Records excerpted from a collection:
__________

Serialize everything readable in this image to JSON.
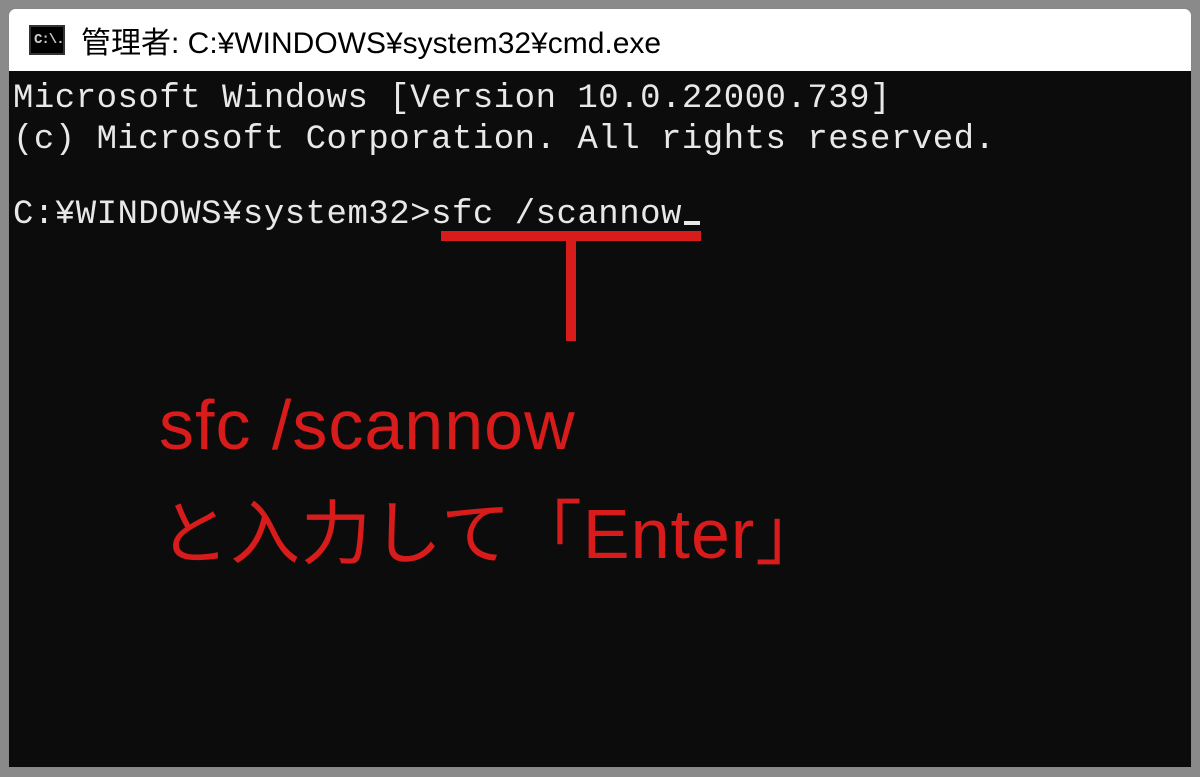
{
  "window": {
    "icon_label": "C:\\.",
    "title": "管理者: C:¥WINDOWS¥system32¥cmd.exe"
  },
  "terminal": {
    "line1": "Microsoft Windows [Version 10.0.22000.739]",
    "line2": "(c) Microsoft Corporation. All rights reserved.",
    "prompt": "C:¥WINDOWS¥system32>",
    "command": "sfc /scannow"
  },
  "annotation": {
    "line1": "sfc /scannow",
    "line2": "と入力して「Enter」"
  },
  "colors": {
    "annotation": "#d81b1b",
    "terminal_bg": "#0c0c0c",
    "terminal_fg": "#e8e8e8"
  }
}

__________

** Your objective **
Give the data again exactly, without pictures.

** Problem solution **
Serialize everything readable in this image to JSON.
{
  "window": {
    "icon_label": "C:\\.",
    "title": "管理者: C:¥WINDOWS¥system32¥cmd.exe"
  },
  "terminal": {
    "line1": "Microsoft Windows [Version 10.0.22000.739]",
    "line2": "(c) Microsoft Corporation. All rights reserved.",
    "prompt": "C:¥WINDOWS¥system32>",
    "command": "sfc /scannow"
  },
  "annotation": {
    "line1": "sfc /scannow",
    "line2": "と入力して「Enter」"
  },
  "colors": {
    "annotation": "#d81b1b",
    "terminal_bg": "#0c0c0c",
    "terminal_fg": "#e8e8e8"
  }
}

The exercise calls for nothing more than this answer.